BBC NEWS
BBCi CATEGORIES   TV   RADIO   COMMUNICATE   WHERE I LIVE   INDEX    SEARCH 

BBC News UK Edition
 You are in: Special Report: 1998: 11/98: Queen Speech  
News Front Page
World
UK
England
N Ireland
Scotland
Wales
UK Politics
Business
Entertainment
Science/Nature
Technology
Health
Education
-------------
Talking Point
-------------
Country Profiles
In Depth
-------------
Programmes
-------------
BBC Sport
BBC Weather
CBBC News
SERVICES
-------------
EDITIONS
Queen Speech Tuesday, 24 November, 1998, 19:26 GMT
Welfare overhaul helps aged and disabled
post office
The state pension will not be enough, the government fears
A major shake-up of the welfare state is one of the key policies announced in the Queen's speech.

The Queen's Speech
The Welfare Reform Bill will introduce stakeholder pensions for the first time, aimed at the millions of people who cannot join an occupational pension scheme and who cannot start personal pensions.

They include the self-employed, those on short-term contracts, the low-paid, those who change jobs frequently and those in part-time work, many of them women.

Stakeholder pensions were in Labour's manifesto commitment and follows the announcement last summer of a wide-ranging review of pensions.

They are based on the belief that the state pension is insufficient for those kinds of people as they reach retirement and the pensions are described as "secure, flexible and value for money".

Aid for disabled

The government says the Welfare Bill will also give more help to those in need by reforming benefits for people with long-term illness or disabilities.

The Queen told parliament: "My government has made clear its determination to modernise the welfare state upon clear principles of work, security, fairness and value for money."

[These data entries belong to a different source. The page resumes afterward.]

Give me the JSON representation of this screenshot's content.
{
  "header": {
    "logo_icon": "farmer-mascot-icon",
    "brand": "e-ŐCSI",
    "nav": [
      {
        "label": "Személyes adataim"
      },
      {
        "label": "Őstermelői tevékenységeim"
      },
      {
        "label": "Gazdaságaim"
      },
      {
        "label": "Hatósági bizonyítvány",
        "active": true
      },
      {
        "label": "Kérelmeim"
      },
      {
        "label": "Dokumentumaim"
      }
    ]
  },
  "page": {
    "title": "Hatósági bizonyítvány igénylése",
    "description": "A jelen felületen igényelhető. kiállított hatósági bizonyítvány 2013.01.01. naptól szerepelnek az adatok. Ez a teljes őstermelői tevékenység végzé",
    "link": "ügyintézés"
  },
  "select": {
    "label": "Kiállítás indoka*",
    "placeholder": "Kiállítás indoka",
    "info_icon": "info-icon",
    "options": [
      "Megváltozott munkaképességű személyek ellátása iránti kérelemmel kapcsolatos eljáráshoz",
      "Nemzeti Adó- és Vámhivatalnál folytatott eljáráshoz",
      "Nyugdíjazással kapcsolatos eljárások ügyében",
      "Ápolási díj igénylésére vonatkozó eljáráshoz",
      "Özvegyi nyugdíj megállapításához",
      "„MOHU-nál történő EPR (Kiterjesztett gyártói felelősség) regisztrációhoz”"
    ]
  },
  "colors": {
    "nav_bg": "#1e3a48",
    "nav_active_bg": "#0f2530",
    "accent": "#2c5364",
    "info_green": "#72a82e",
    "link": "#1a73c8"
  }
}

The measure is intended to help disabled people identify what they can do, as well as what t hey cannot do, and help those who want to work to make plans.

The Department of Social Security said: "It would provide more help for those disabled people with the greatest need, in particular severely disabled children, those disabled at birth or early in life who do not have the opportunity to work, and people with the highest care needs and the lowest incomes."

Benefit interviews

Incapacity benefit will also be modernised.

A key plank of the reform is a "single gateway" to the Welfare-to-Work initiative.

job seeker
Job seekers will have to see a personal adviser
All claimants would have to attend interviews with employment advisers before receiving benefits.

As revealed this month, widows benefit will be overhauled, to provide a lump sum payment of 2,000, followed by a weekly benefit for six months for those without children, longer for those with children - until the youngest is no longer dependent.

The benefit will be given to widowers for the first time.

The new bill will also introduce pension-sharing for divorcing couples, so assets can be divided fairly on divorce.

"Pension-sharing would help to reduce the number of women who are poor in retirement," the DSS said.

See also:

29 Sep 98 | Labour Conference
28 Oct 98 | UK Politics
28 Oct 98 | UK Politics
17 Nov 98 | UK Politics
18 Nov 98 | UK Politics
Internet links:


The BBC is not responsible for the content of external internet sites

Links to more Queen Speech stories are at the foot of the page.


E-mail this story to a friend

Links to more Queen Speech stories

© BBC ^^ Back to top

News Front Page | World | UK | England | N Ireland | Scotland | Wales |
UK Politics | Business | Entertainment | Science/Nature | Technology |
Health | Education | Talking Point | Country Profiles | In Depth |
Programmes